How to complete this task = The finished copy must match the records exactly, except that it contains no pictures.

Source material =
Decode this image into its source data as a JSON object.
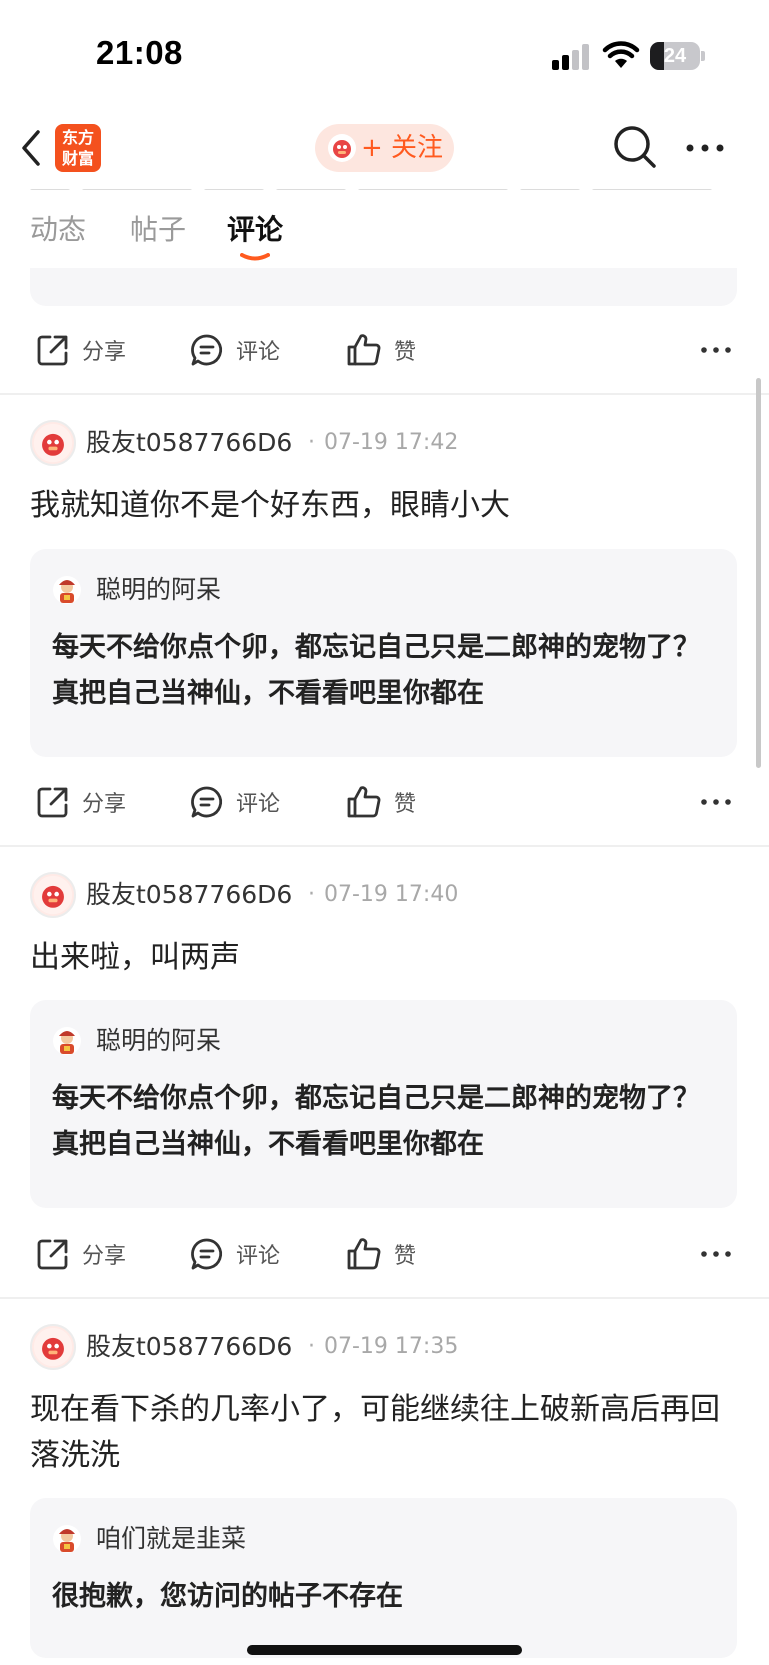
{
  "status_bar": {
    "time": "21:08",
    "battery": "24"
  },
  "nav": {
    "back_icon": "chevron-left-icon",
    "logo_text_line1": "东方",
    "logo_text_line2": "财富",
    "follow_label": "+ 关注",
    "search_icon": "search-icon",
    "more_icon": "more-horizontal-icon",
    "accent_color": "#ff5a1f"
  },
  "tabs": [
    {
      "label": "动态",
      "active": false
    },
    {
      "label": "帖子",
      "active": false
    },
    {
      "label": "评论",
      "active": true
    }
  ],
  "actions": {
    "share": "分享",
    "comment": "评论",
    "like": "赞"
  },
  "posts": [
    {
      "user": "股友t0587766D6",
      "time": "07-19 17:42",
      "text": "我就知道你不是个好东西，眼睛小大",
      "quote_user": "聪明的阿呆",
      "quote_text": "每天不给你点个卯，都忘记自己只是二郎神的宠物了？真把自己当神仙，不看看吧里你都在"
    },
    {
      "user": "股友t0587766D6",
      "time": "07-19 17:40",
      "text": "出来啦，叫两声",
      "quote_user": "聪明的阿呆",
      "quote_text": "每天不给你点个卯，都忘记自己只是二郎神的宠物了？真把自己当神仙，不看看吧里你都在"
    },
    {
      "user": "股友t0587766D6",
      "time": "07-19 17:35",
      "text": "现在看下杀的几率小了，可能继续往上破新高后再回落洗洗",
      "quote_user": "咱们就是韭菜",
      "quote_text": "很抱歉，您访问的帖子不存在"
    }
  ]
}
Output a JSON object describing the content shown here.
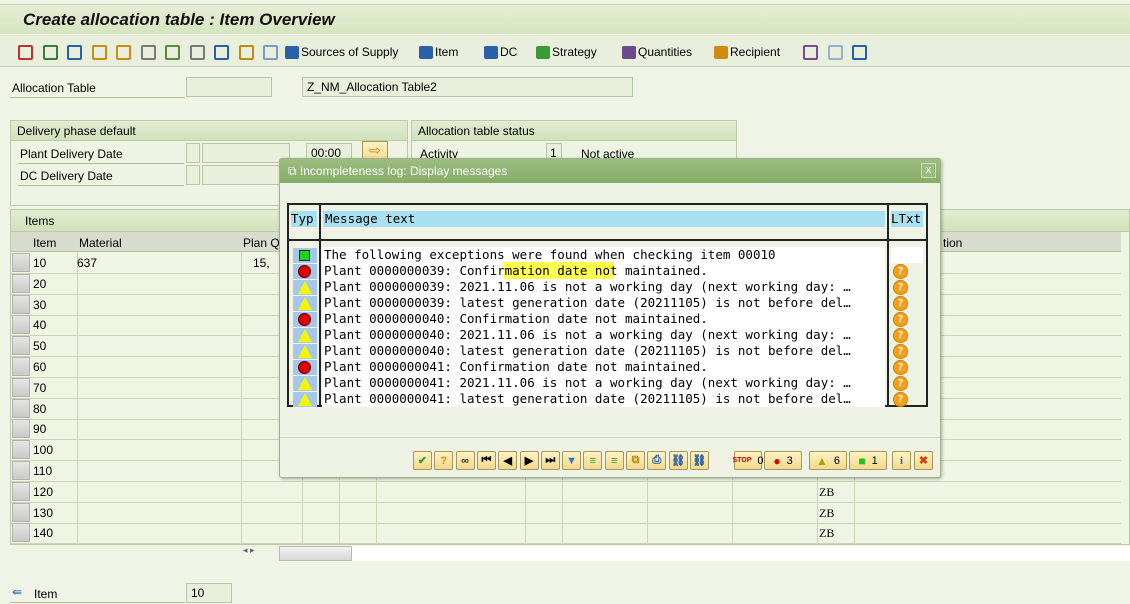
{
  "title": "Create allocation table : Item Overview",
  "toolbar": {
    "icons": [
      "hat-icon",
      "search-icon",
      "factory-icon",
      "warehouse-icon",
      "network-icon",
      "copy-icon",
      "next-doc-icon",
      "doc-icon",
      "trash-icon",
      "lock-icon",
      "refresh-icon"
    ],
    "buttons": [
      {
        "label": "Sources of Supply",
        "icon": "binoculars-icon"
      },
      {
        "label": "Item",
        "icon": "item-icon"
      },
      {
        "label": "DC",
        "icon": "dc-icon"
      },
      {
        "label": "Strategy",
        "icon": "strategy-icon"
      },
      {
        "label": "Quantities",
        "icon": "quantities-icon"
      },
      {
        "label": "Recipient",
        "icon": "truck-icon"
      }
    ],
    "right_icons": [
      "grid-icon",
      "binoculars-icon",
      "gear-icon"
    ]
  },
  "header": {
    "alloc_label": "Allocation Table",
    "alloc_value": "",
    "alloc_desc": "Z_NM_Allocation Table2"
  },
  "delivery": {
    "title": "Delivery phase default",
    "plant_label": "Plant Delivery Date",
    "plant_time": "00:00",
    "dc_label": "DC Delivery Date"
  },
  "status": {
    "title": "Allocation table status",
    "activity_label": "Activity",
    "activity_value": "1",
    "activity_text": "Not active"
  },
  "items": {
    "title": "Items",
    "columns": [
      "Item",
      "Material",
      "Plan Q",
      "tion"
    ],
    "rows": [
      {
        "item": "10",
        "material": "637",
        "planq": "15,",
        "zb": ""
      },
      {
        "item": "20"
      },
      {
        "item": "30"
      },
      {
        "item": "40"
      },
      {
        "item": "50"
      },
      {
        "item": "60"
      },
      {
        "item": "70"
      },
      {
        "item": "80"
      },
      {
        "item": "90"
      },
      {
        "item": "100"
      },
      {
        "item": "110"
      },
      {
        "item": "120",
        "zb": "ZB"
      },
      {
        "item": "130",
        "zb": "ZB"
      },
      {
        "item": "140",
        "zb": "ZB"
      }
    ]
  },
  "footer": {
    "item_label": "Item",
    "item_value": "10"
  },
  "dialog": {
    "title": "Incompleteness log: Display messages",
    "col_typ": "Typ",
    "col_msg": "Message text",
    "col_ltxt": "LTxt",
    "messages": [
      {
        "type": "success",
        "text": "The following exceptions were found when checking item 00010",
        "ltxt": false
      },
      {
        "type": "error",
        "text": "Plant 0000000039: Confirmation date  not maintained.",
        "ltxt": true
      },
      {
        "type": "warning",
        "text": "Plant 0000000039: 2021.11.06 is not a working day (next working day: …",
        "ltxt": true
      },
      {
        "type": "warning",
        "text": "Plant 0000000039: latest generation date (20211105) is not before del…",
        "ltxt": true
      },
      {
        "type": "error",
        "text": "Plant 0000000040: Confirmation date  not maintained.",
        "ltxt": true
      },
      {
        "type": "warning",
        "text": "Plant 0000000040: 2021.11.06 is not a working day (next working day: …",
        "ltxt": true
      },
      {
        "type": "warning",
        "text": "Plant 0000000040: latest generation date (20211105) is not before del…",
        "ltxt": true
      },
      {
        "type": "error",
        "text": "Plant 0000000041: Confirmation date  not maintained.",
        "ltxt": true
      },
      {
        "type": "warning",
        "text": "Plant 0000000041: 2021.11.06 is not a working day (next working day: …",
        "ltxt": true
      },
      {
        "type": "warning",
        "text": "Plant 0000000041: latest generation date (20211105) is not before del…",
        "ltxt": true
      }
    ],
    "counts": {
      "stop": "0",
      "error": "3",
      "warning": "6",
      "success": "1"
    }
  }
}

Task solution =
Decode this image into its source data as a JSON object.
{
  "status_bar": {
    "time": "21:08",
    "battery": "24"
  },
  "nav": {
    "back_icon": "chevron-left-icon",
    "logo_text_line1": "东方",
    "logo_text_line2": "财富",
    "follow_label": "+ 关注",
    "search_icon": "search-icon",
    "more_icon": "more-horizontal-icon",
    "accent_color": "#ff5a1f"
  },
  "tabs": [
    {
      "label": "动态",
      "active": false
    },
    {
      "label": "帖子",
      "active": false
    },
    {
      "label": "评论",
      "active": true
    }
  ],
  "actions": {
    "share": "分享",
    "comment": "评论",
    "like": "赞"
  },
  "posts": [
    {
      "user": "股友t0587766D6",
      "time": "07-19 17:42",
      "text": "我就知道你不是个好东西，眼睛小大",
      "quote_user": "聪明的阿呆",
      "quote_text": "每天不给你点个卯，都忘记自己只是二郎神的宠物了？真把自己当神仙，不看看吧里你都在"
    },
    {
      "user": "股友t0587766D6",
      "time": "07-19 17:40",
      "text": "出来啦，叫两声",
      "quote_user": "聪明的阿呆",
      "quote_text": "每天不给你点个卯，都忘记自己只是二郎神的宠物了？真把自己当神仙，不看看吧里你都在"
    },
    {
      "user": "股友t0587766D6",
      "time": "07-19 17:35",
      "text": "现在看下杀的几率小了，可能继续往上破新高后再回落洗洗",
      "quote_user": "咱们就是韭菜",
      "quote_text": "很抱歉，您访问的帖子不存在"
    }
  ]
}
Output a JSON object describing the content shown here.
{
  "title": "Create allocation table : Item Overview",
  "toolbar": {
    "icons": [
      "hat-icon",
      "search-icon",
      "factory-icon",
      "warehouse-icon",
      "network-icon",
      "copy-icon",
      "next-doc-icon",
      "doc-icon",
      "trash-icon",
      "lock-icon",
      "refresh-icon"
    ],
    "buttons": [
      {
        "label": "Sources of Supply",
        "icon": "binoculars-icon"
      },
      {
        "label": "Item",
        "icon": "item-icon"
      },
      {
        "label": "DC",
        "icon": "dc-icon"
      },
      {
        "label": "Strategy",
        "icon": "strategy-icon"
      },
      {
        "label": "Quantities",
        "icon": "quantities-icon"
      },
      {
        "label": "Recipient",
        "icon": "truck-icon"
      }
    ],
    "right_icons": [
      "grid-icon",
      "binoculars-icon",
      "gear-icon"
    ]
  },
  "header": {
    "alloc_label": "Allocation Table",
    "alloc_value": "",
    "alloc_desc": "Z_NM_Allocation Table2"
  },
  "delivery": {
    "title": "Delivery phase default",
    "plant_label": "Plant Delivery Date",
    "plant_time": "00:00",
    "dc_label": "DC Delivery Date"
  },
  "status": {
    "title": "Allocation table status",
    "activity_label": "Activity",
    "activity_value": "1",
    "activity_text": "Not active"
  },
  "items": {
    "title": "Items",
    "columns": [
      "Item",
      "Material",
      "Plan Q",
      "tion"
    ],
    "rows": [
      {
        "item": "10",
        "material": "637",
        "planq": "15,",
        "zb": ""
      },
      {
        "item": "20"
      },
      {
        "item": "30"
      },
      {
        "item": "40"
      },
      {
        "item": "50"
      },
      {
        "item": "60"
      },
      {
        "item": "70"
      },
      {
        "item": "80"
      },
      {
        "item": "90"
      },
      {
        "item": "100"
      },
      {
        "item": "110"
      },
      {
        "item": "120",
        "zb": "ZB"
      },
      {
        "item": "130",
        "zb": "ZB"
      },
      {
        "item": "140",
        "zb": "ZB"
      }
    ]
  },
  "footer": {
    "item_label": "Item",
    "item_value": "10"
  },
  "dialog": {
    "title": "Incompleteness log: Display messages",
    "col_typ": "Typ",
    "col_msg": "Message text",
    "col_ltxt": "LTxt",
    "messages": [
      {
        "type": "success",
        "text": "The following exceptions were found when checking item 00010",
        "ltxt": false
      },
      {
        "type": "error",
        "text": "Plant 0000000039: Confirmation date  not maintained.",
        "ltxt": true
      },
      {
        "type": "warning",
        "text": "Plant 0000000039: 2021.11.06 is not a working day (next working day: …",
        "ltxt": true
      },
      {
        "type": "warning",
        "text": "Plant 0000000039: latest generation date (20211105) is not before del…",
        "ltxt": true
      },
      {
        "type": "error",
        "text": "Plant 0000000040: Confirmation date  not maintained.",
        "ltxt": true
      },
      {
        "type": "warning",
        "text": "Plant 0000000040: 2021.11.06 is not a working day (next working day: …",
        "ltxt": true
      },
      {
        "type": "warning",
        "text": "Plant 0000000040: latest generation date (20211105) is not before del…",
        "ltxt": true
      },
      {
        "type": "error",
        "text": "Plant 0000000041: Confirmation date  not maintained.",
        "ltxt": true
      },
      {
        "type": "warning",
        "text": "Plant 0000000041: 2021.11.06 is not a working day (next working day: …",
        "ltxt": true
      },
      {
        "type": "warning",
        "text": "Plant 0000000041: latest generation date (20211105) is not before del…",
        "ltxt": true
      }
    ],
    "counts": {
      "stop": "0",
      "error": "3",
      "warning": "6",
      "success": "1"
    }
  }
}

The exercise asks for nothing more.